I find my work incredibly exciting, because I feel that I am serving the academic community of Pakistan, as well as doing my bit in getting children to start reading and improving the way that learning and teaching is carried out in Pakistan. It’s very different from selling a commodity; I find that I am making a valuable contribution to society. What’s even more motivating is that there is always more to do, and I feel privileged to be able to do it.
For example, we recently established a Karachi Literature Festival, and have just finished our third one. I got the idea from the Jaipur Literature Festival in India, but I was already conscious that Pakistani authors and writers were not getting the recognition they deserved through awards or other platforms. I was very fortunate in that many others came to my assistance in organising the event, such as the British Council, and each year, the festival has been getting bigger.
6. What is the best piece of advice that you have ever received?
My mother told me to remain humble and show people respect. This isn’t just restricted to showing them respect when talking to or dealing with them, but it stretches to giving them space to work and grow in their own way. My mother gave me this valuable piece of advice when I was doing well and rising rapidly within OUP, and it formed the way in which I interact with my employees.
7. What are the enemies of success?
When someone tries to control others, or is too persistent in micro-managing them, and doesn’t allow them to make mistakes and then learn from them, it sets the foundation for failure. People are unable to perform to the best of their ability, when you get them into a situation where they are afraid to do something in case they get it wrong, and you will end up paralysing their creativity. I’ve seen it in my own organisation, how positive energy can flow from one department to another, but if there is a blockage in one, then this will restrict success for the whole company.

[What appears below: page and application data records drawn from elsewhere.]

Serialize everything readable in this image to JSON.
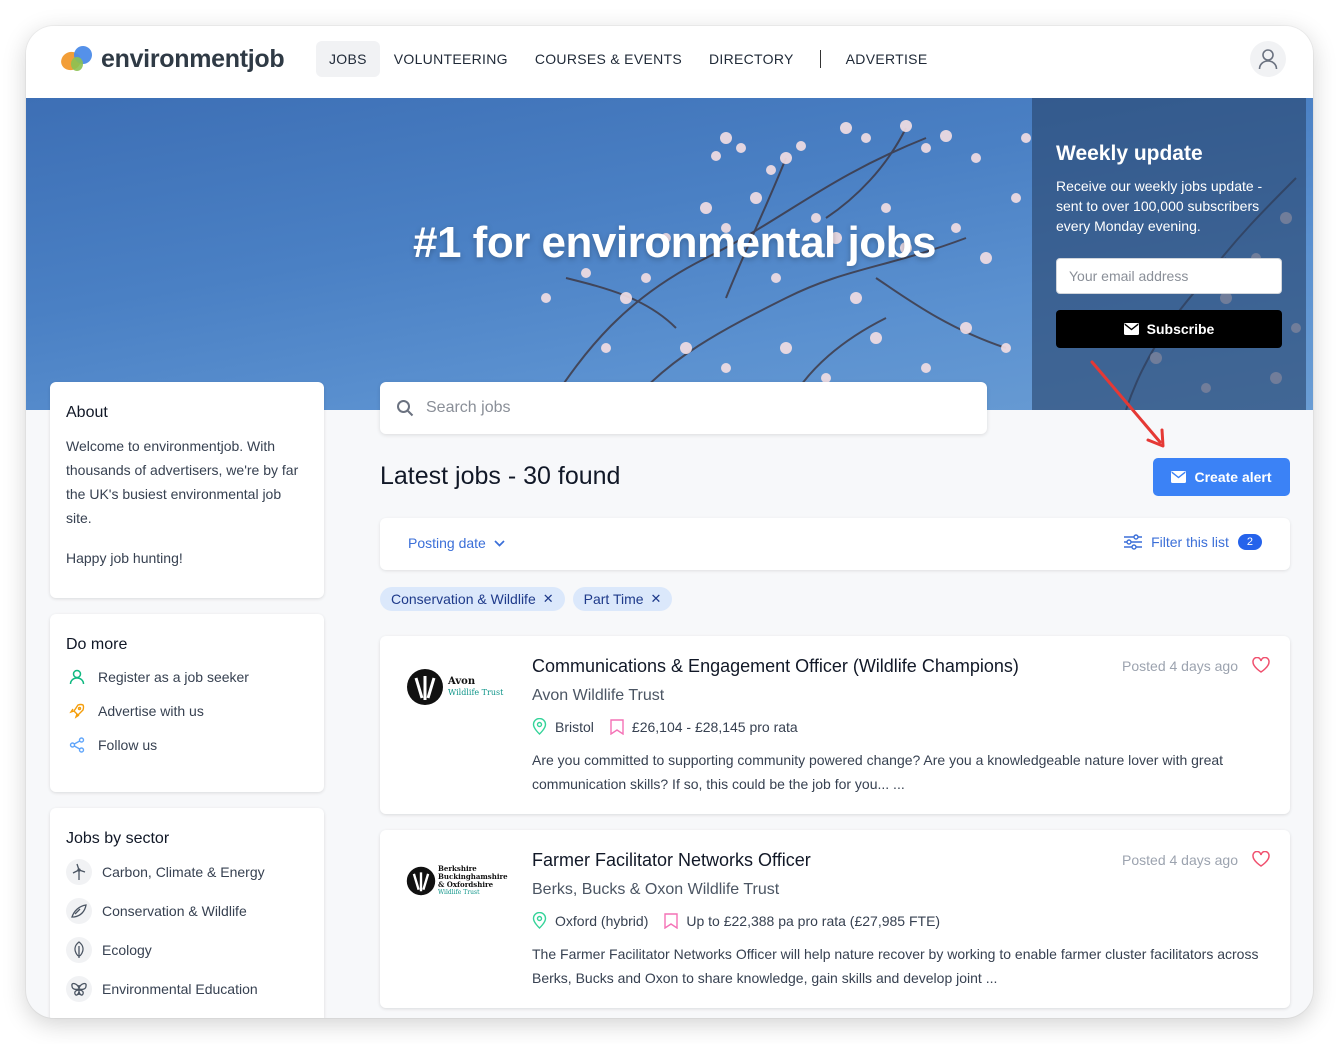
{
  "brand": {
    "name": "environmentjob"
  },
  "nav": {
    "items": [
      "JOBS",
      "VOLUNTEERING",
      "COURSES & EVENTS",
      "DIRECTORY",
      "ADVERTISE"
    ],
    "active": "JOBS"
  },
  "hero": {
    "title": "#1 for environmental jobs"
  },
  "weekly": {
    "title": "Weekly update",
    "text": "Receive our weekly jobs update - sent to over 100,000 subscribers every Monday evening.",
    "email_placeholder": "Your email address",
    "subscribe_label": "Subscribe"
  },
  "about": {
    "title": "About",
    "text": "Welcome to environmentjob. With thousands of advertisers, we're by far the UK's busiest environmental job site.",
    "sign_off": "Happy job hunting!"
  },
  "do_more": {
    "title": "Do more",
    "items": [
      {
        "label": "Register as a job seeker",
        "icon": "user-icon"
      },
      {
        "label": "Advertise with us",
        "icon": "rocket-icon"
      },
      {
        "label": "Follow us",
        "icon": "share-icon"
      }
    ]
  },
  "sectors": {
    "title": "Jobs by sector",
    "items": [
      {
        "label": "Carbon, Climate & Energy",
        "icon": "wind-turbine-icon"
      },
      {
        "label": "Conservation & Wildlife",
        "icon": "bird-icon"
      },
      {
        "label": "Ecology",
        "icon": "leaf-icon"
      },
      {
        "label": "Environmental Education",
        "icon": "butterfly-icon"
      }
    ]
  },
  "search": {
    "placeholder": "Search jobs"
  },
  "results": {
    "heading": "Latest jobs - 30 found",
    "create_alert_label": "Create alert",
    "sort_label": "Posting date",
    "filter_label": "Filter this list",
    "filter_count": "2",
    "chips": [
      "Conservation & Wildlife",
      "Part Time"
    ]
  },
  "jobs": [
    {
      "title": "Communications & Engagement Officer (Wildlife Champions)",
      "company": "Avon Wildlife Trust",
      "location": "Bristol",
      "salary": "£26,104 - £28,145 pro rata",
      "posted": "Posted 4 days ago",
      "description": "Are you committed to supporting community powered change? Are you a knowledgeable nature lover with great communication skills? If so, this could be the job for you... ...",
      "logo_text": [
        "Avon",
        "Wildlife Trust"
      ]
    },
    {
      "title": "Farmer Facilitator Networks Officer",
      "company": "Berks, Bucks & Oxon Wildlife Trust",
      "location": "Oxford (hybrid)",
      "salary": "Up to £22,388 pa pro rata (£27,985 FTE)",
      "posted": "Posted 4 days ago",
      "description": "The Farmer Facilitator Networks Officer will help nature recover by working to enable farmer cluster facilitators across Berks, Bucks and Oxon to share knowledge, gain skills and develop joint ...",
      "logo_text": [
        "Berkshire",
        "Buckinghamshire",
        "& Oxfordshire",
        "Wildlife Trust"
      ]
    }
  ],
  "colors": {
    "accent": "#3b82f6",
    "link": "#3b6fd8",
    "chip_bg": "#dbe8fb",
    "arrow": "#e53935"
  }
}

Also, in Pakistan, we often see people putting the self above the organisation, or having a personal agenda which drives their approach. This is wrong and will most definitely hinder success. If you work freely for the organisation, and in an environment where people are merited for their hard work, then you can be sure the company will grow.
8. How do you give back to the community/society?
I do it in very small ways, and I try to do it on a daily basis. If I come across someone that is genuinely needy, then I will give to them, and it could be something like giving them 100 rupees, or buying them food. Unfortunately, there is no shortage of poverty here, but I feel the Pakistanis do give a lot, if they feel there is a worthy cause.
I also try to set an example myself of leading a very simple life, without extravagance. I feel that young Pakistani women do notice what I’m doing, and I’m conscious of this, so I try to show that they don’t need to lead a fancy lifestyle to impress people. It’s important for them to be able to stand on their own feet, and that their priorities should be in line with those that are important for wider society.
9. How do religious values play a role in your work/business?
The values that I admire and try to embrace as my own are those which are common to all religions, which are to be humble and show respect to all. I think it is important not to hurt or belittle anyone. On the other hand, people underestimate how a kind word or smile can go a long way.
10. What would you say to people when it is time for you to leave this world?
What I will miss the most is the time that I didn’t spend with my family and friends, and this is something that is very precious. These are the people who count the most, and you have to make time for them. When people in business look back on their life, they often wish that they had gone for a deal they missed out on, or signed a contract which would have made them more money, but helping our mother with something, or spending time with our children is more important.